**Problem statement:** Using the records below, please work out how many lines contain "closable"; answer with the number alone.

Excerpts from an interface dataset:
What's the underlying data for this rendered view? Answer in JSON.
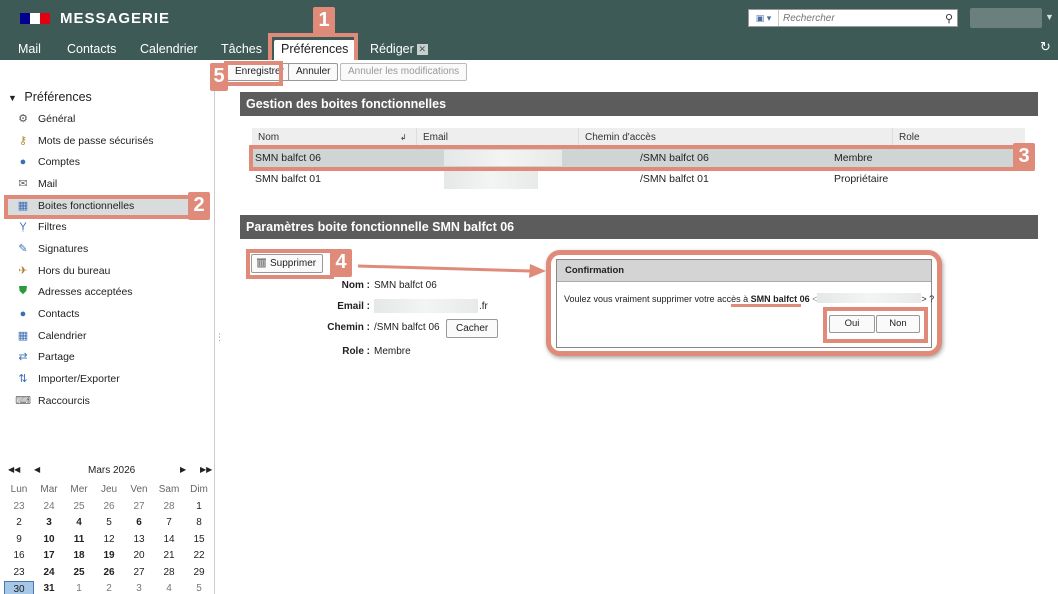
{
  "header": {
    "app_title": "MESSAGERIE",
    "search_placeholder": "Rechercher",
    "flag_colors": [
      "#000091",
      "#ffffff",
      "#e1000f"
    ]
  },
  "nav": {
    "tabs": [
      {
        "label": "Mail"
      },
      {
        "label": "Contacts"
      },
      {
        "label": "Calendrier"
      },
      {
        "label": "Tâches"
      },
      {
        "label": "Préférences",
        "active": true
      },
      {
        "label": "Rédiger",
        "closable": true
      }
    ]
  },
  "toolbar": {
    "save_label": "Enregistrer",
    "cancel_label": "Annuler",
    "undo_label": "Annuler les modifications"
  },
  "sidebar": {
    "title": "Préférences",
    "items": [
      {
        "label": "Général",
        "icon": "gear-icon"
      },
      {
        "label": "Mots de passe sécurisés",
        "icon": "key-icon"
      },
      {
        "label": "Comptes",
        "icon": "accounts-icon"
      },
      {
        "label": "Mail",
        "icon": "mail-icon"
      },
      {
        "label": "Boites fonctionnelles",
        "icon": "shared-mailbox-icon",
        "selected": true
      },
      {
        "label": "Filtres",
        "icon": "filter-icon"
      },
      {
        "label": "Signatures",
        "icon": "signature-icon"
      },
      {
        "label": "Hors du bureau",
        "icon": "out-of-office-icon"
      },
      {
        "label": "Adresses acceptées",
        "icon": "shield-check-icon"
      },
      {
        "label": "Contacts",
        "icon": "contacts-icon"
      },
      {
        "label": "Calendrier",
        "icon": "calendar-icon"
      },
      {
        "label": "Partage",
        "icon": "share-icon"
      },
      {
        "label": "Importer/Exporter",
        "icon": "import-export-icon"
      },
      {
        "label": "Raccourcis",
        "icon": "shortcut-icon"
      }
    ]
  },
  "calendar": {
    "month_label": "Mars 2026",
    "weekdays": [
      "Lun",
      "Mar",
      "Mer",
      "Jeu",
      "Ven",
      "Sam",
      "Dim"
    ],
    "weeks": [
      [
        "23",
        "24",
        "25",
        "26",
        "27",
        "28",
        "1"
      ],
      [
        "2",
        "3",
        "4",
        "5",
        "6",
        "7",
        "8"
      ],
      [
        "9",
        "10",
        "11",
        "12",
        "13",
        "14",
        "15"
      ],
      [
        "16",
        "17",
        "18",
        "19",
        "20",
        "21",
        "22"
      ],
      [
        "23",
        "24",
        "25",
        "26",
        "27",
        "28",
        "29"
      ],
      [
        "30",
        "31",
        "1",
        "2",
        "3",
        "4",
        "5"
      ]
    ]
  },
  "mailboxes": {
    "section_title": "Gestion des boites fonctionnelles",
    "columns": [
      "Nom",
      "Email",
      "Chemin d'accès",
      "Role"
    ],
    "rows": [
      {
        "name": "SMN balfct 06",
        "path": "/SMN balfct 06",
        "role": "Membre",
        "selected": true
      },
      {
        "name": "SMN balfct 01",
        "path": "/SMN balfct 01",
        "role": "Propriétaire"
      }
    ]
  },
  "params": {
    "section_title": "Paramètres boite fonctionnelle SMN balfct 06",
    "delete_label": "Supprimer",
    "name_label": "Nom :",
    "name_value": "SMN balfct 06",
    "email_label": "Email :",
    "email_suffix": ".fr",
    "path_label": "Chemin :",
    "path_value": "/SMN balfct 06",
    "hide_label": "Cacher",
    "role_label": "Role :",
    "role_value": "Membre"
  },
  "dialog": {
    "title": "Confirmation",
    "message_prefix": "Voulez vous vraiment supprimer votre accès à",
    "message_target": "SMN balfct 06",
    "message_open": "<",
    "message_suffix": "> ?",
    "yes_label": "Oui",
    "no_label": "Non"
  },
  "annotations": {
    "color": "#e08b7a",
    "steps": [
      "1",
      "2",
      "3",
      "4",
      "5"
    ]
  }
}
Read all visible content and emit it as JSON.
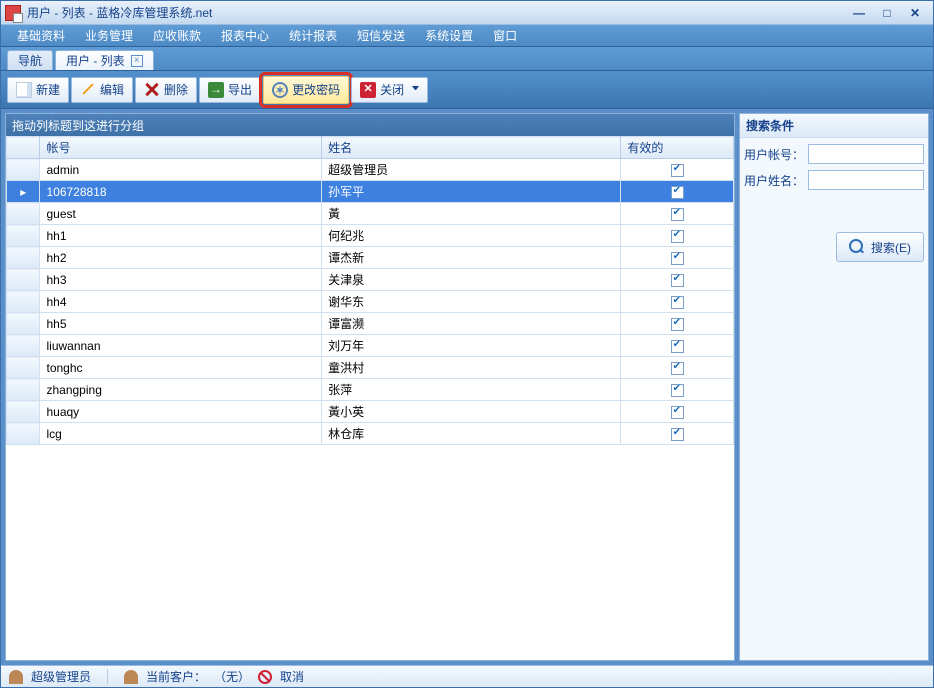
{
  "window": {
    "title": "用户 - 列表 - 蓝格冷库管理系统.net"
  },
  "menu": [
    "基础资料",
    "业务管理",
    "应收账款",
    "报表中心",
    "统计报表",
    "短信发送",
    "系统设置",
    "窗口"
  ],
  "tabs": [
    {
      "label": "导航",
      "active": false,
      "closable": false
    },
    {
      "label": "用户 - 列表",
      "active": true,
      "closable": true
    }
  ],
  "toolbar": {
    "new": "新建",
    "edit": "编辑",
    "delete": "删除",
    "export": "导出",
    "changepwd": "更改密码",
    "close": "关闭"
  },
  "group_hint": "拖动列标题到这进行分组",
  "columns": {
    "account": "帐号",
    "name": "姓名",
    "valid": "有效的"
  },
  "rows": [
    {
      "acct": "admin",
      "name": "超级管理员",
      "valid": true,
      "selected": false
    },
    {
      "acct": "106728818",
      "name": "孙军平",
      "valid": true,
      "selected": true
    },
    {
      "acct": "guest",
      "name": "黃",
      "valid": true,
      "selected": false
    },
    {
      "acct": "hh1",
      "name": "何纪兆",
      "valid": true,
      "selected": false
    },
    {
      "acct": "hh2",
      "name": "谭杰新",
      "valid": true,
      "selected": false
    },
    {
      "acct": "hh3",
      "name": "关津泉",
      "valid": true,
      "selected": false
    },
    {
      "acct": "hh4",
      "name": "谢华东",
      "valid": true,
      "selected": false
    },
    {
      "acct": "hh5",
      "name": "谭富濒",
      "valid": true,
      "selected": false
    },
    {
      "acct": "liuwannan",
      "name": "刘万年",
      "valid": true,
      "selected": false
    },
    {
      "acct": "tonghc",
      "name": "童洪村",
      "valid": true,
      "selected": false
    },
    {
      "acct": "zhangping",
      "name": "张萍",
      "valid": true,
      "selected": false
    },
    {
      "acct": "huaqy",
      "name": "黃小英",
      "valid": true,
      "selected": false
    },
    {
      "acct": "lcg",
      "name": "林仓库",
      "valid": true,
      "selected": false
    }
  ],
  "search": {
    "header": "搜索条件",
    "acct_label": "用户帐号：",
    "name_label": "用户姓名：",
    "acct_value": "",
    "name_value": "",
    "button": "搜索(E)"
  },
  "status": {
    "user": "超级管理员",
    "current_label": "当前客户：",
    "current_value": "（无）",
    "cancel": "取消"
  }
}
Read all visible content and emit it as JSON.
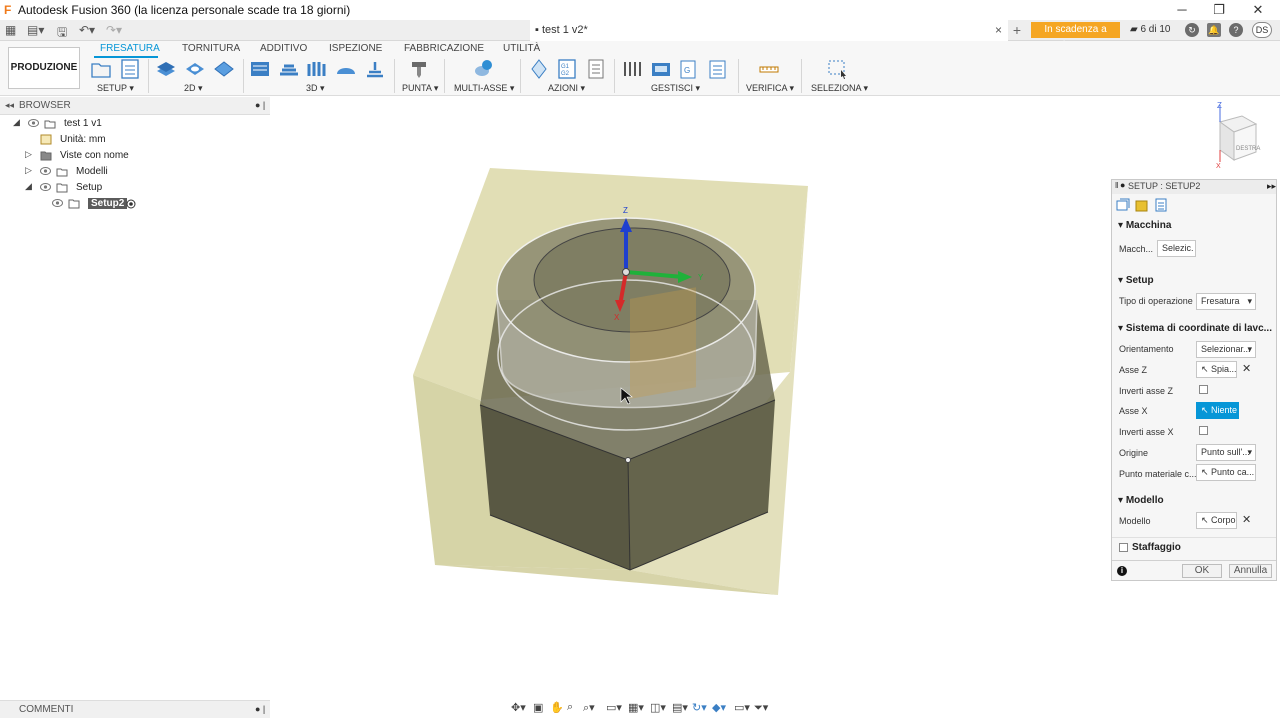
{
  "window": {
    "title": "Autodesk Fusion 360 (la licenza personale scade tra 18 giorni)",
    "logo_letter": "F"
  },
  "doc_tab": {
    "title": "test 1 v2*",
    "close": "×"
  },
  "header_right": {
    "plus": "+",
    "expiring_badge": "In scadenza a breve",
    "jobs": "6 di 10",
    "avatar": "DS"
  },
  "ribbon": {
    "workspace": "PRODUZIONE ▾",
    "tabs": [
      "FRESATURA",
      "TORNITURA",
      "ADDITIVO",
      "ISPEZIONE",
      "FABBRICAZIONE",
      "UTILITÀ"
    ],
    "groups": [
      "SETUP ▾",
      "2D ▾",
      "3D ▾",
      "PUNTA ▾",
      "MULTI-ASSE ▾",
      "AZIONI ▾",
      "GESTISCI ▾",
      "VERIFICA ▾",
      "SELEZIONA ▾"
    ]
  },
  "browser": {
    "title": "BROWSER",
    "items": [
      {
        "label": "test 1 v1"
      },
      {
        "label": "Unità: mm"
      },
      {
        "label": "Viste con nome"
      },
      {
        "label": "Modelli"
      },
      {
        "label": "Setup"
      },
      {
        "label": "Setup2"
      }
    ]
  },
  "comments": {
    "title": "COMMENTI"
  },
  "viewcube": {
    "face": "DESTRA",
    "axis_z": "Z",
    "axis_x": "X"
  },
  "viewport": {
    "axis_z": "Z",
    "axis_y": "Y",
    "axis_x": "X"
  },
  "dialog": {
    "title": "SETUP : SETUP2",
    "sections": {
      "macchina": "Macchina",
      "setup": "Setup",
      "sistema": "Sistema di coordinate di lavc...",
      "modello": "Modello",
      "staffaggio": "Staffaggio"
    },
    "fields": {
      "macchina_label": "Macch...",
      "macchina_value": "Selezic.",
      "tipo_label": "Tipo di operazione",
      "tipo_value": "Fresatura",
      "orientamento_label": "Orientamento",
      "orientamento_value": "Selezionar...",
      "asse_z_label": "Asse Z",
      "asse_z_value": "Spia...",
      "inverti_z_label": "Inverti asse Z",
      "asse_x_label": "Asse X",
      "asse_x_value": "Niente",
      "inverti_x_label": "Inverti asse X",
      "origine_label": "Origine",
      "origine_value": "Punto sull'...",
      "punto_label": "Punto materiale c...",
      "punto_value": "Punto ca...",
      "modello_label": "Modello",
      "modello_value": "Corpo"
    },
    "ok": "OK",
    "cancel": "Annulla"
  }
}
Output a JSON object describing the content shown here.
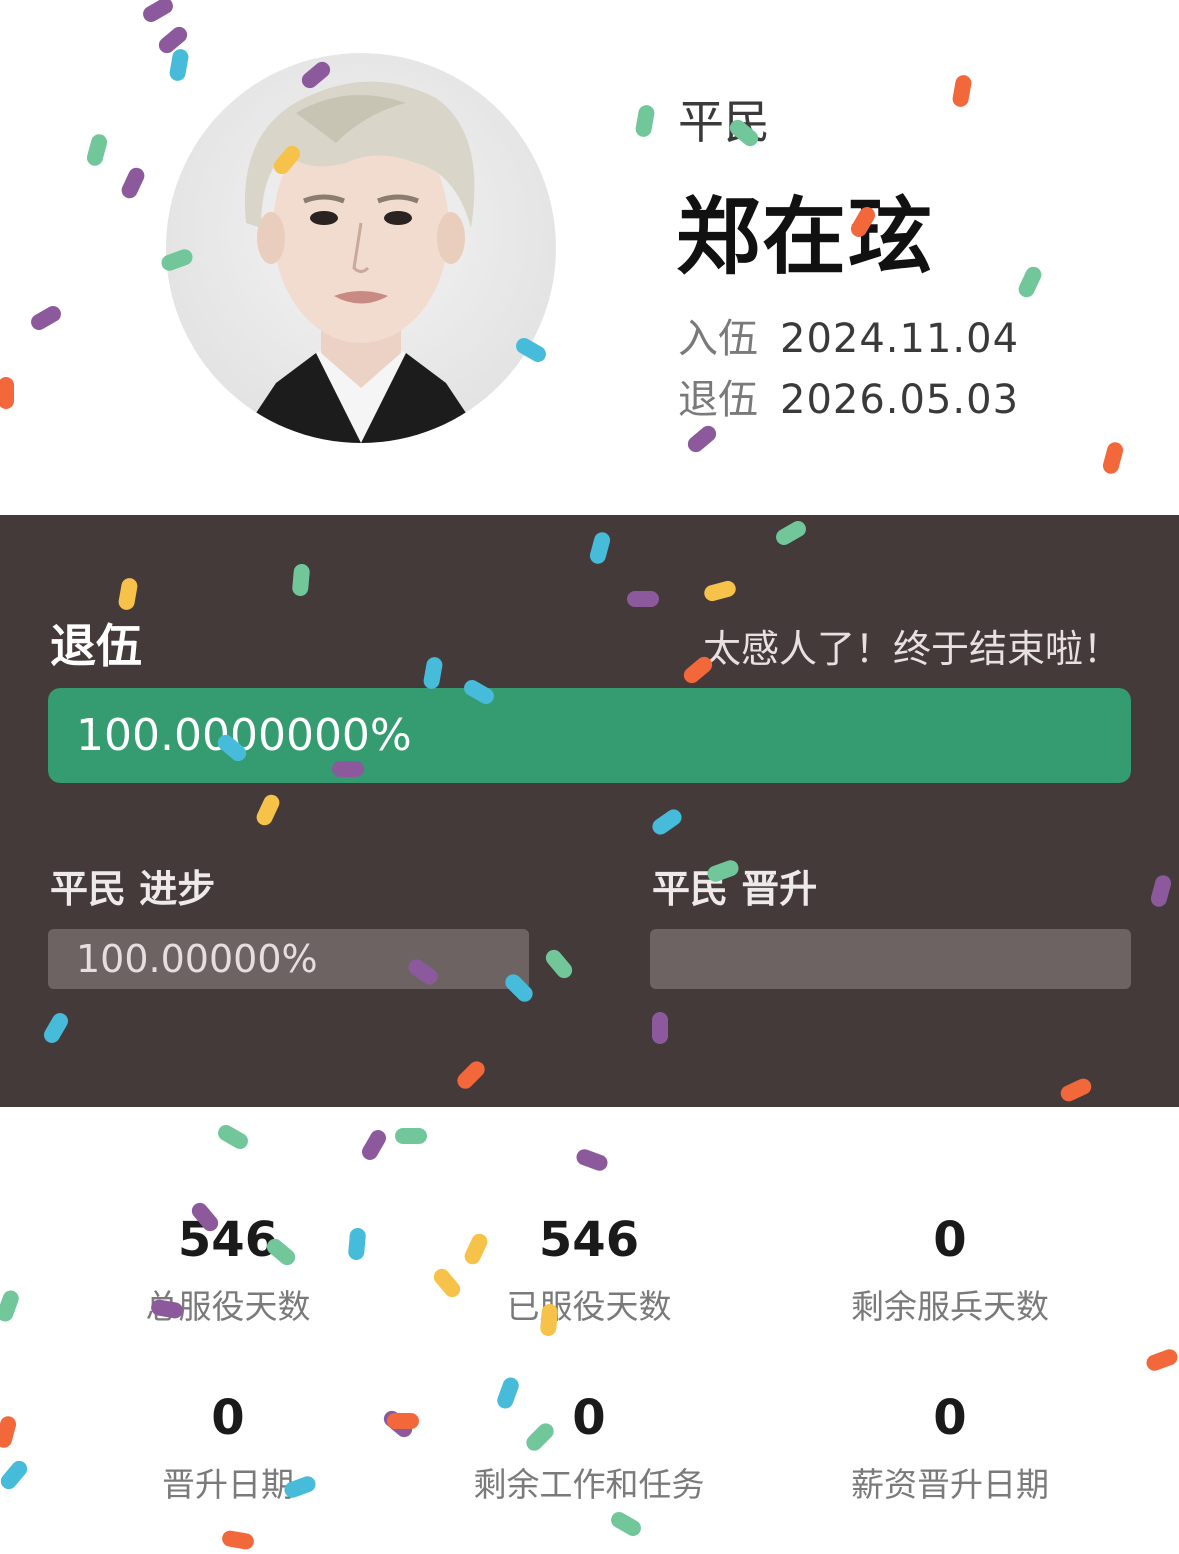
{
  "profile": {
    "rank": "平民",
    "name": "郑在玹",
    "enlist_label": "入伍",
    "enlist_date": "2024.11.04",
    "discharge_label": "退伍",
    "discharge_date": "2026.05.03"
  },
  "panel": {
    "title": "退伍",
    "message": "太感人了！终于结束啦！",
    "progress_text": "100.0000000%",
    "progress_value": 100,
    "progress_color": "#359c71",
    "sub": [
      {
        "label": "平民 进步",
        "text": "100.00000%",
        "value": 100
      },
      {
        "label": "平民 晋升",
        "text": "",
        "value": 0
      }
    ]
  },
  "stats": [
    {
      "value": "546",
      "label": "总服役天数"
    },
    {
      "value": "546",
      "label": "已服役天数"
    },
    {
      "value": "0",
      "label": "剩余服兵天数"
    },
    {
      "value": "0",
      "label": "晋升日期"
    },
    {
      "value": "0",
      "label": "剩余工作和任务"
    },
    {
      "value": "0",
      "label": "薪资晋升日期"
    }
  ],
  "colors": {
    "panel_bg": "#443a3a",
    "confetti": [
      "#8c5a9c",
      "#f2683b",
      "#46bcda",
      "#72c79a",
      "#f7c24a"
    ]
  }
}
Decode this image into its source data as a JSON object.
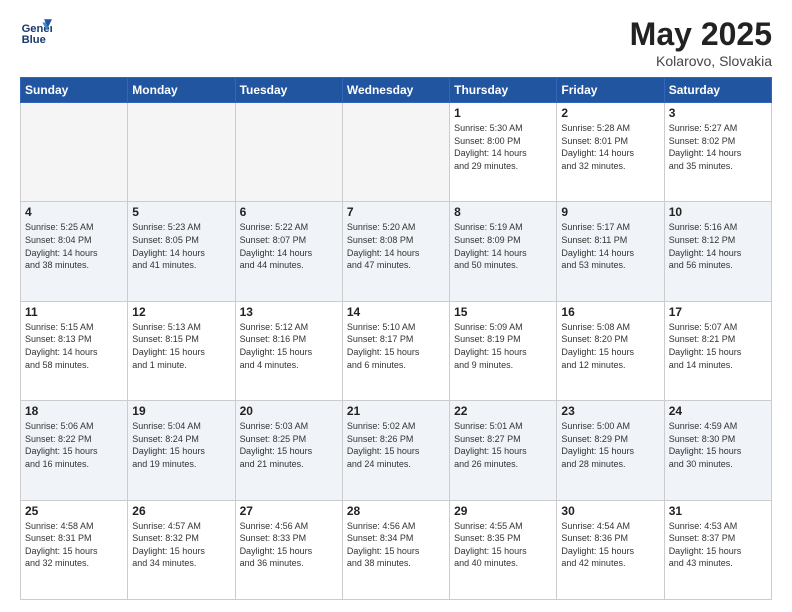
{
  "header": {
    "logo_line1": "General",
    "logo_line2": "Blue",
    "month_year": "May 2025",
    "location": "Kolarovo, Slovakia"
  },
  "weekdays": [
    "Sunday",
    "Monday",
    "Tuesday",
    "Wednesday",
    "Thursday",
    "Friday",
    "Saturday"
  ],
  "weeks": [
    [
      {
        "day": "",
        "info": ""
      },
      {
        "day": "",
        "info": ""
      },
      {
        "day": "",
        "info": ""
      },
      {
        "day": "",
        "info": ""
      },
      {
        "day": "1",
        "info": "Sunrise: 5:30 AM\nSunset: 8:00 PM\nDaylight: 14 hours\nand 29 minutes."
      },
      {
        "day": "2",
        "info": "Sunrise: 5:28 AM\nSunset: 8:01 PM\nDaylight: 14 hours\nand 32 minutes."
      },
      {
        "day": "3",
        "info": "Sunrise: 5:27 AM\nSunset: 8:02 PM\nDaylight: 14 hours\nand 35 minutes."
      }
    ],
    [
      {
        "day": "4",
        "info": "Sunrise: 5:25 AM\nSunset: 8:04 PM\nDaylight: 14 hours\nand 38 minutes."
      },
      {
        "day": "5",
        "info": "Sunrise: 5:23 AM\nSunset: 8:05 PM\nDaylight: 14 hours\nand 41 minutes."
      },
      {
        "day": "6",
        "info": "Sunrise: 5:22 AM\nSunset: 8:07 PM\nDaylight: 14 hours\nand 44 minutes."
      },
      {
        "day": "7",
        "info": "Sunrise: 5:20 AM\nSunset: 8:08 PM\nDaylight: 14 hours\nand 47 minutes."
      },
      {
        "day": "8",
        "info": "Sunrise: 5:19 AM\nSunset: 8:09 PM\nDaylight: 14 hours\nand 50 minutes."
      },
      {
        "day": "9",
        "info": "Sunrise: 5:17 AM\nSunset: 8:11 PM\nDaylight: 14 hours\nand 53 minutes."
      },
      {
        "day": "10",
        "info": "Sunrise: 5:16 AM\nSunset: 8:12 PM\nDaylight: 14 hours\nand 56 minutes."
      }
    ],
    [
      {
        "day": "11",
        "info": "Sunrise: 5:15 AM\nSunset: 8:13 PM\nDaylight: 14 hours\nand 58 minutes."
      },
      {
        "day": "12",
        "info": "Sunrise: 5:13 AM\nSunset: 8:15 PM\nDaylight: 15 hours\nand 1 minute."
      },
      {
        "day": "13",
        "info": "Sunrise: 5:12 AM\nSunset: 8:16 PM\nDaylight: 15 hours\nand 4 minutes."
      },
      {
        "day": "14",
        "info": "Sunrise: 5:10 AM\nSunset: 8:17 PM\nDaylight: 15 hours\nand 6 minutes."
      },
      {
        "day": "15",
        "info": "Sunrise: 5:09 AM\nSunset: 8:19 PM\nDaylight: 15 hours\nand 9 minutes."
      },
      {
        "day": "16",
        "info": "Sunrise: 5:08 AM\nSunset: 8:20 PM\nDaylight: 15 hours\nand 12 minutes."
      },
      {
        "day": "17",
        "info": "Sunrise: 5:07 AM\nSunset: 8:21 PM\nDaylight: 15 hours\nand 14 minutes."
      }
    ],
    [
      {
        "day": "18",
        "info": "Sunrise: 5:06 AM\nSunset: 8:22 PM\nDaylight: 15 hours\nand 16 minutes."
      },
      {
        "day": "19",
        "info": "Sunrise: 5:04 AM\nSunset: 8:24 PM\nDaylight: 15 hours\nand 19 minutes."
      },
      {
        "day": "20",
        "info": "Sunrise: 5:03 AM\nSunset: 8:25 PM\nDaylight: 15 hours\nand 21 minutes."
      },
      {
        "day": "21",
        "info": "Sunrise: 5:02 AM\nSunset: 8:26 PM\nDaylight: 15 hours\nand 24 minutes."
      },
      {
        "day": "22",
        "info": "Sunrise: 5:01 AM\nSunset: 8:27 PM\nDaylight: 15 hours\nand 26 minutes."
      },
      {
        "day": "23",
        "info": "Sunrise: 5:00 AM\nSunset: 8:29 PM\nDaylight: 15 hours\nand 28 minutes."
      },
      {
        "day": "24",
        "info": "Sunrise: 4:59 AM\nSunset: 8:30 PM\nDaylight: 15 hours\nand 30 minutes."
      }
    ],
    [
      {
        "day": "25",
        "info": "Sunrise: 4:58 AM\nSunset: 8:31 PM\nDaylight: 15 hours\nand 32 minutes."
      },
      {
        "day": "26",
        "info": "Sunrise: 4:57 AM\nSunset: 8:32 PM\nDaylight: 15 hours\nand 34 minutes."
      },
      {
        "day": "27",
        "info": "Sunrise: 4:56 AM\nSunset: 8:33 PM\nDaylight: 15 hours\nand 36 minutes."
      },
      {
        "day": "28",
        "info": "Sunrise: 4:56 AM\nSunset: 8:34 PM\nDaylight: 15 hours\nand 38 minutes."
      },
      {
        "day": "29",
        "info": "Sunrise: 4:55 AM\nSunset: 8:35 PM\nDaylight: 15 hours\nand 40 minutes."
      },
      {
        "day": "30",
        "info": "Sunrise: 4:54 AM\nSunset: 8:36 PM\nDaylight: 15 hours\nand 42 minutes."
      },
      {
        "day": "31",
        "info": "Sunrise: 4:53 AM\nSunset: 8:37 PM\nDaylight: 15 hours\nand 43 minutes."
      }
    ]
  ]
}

**Result:** 3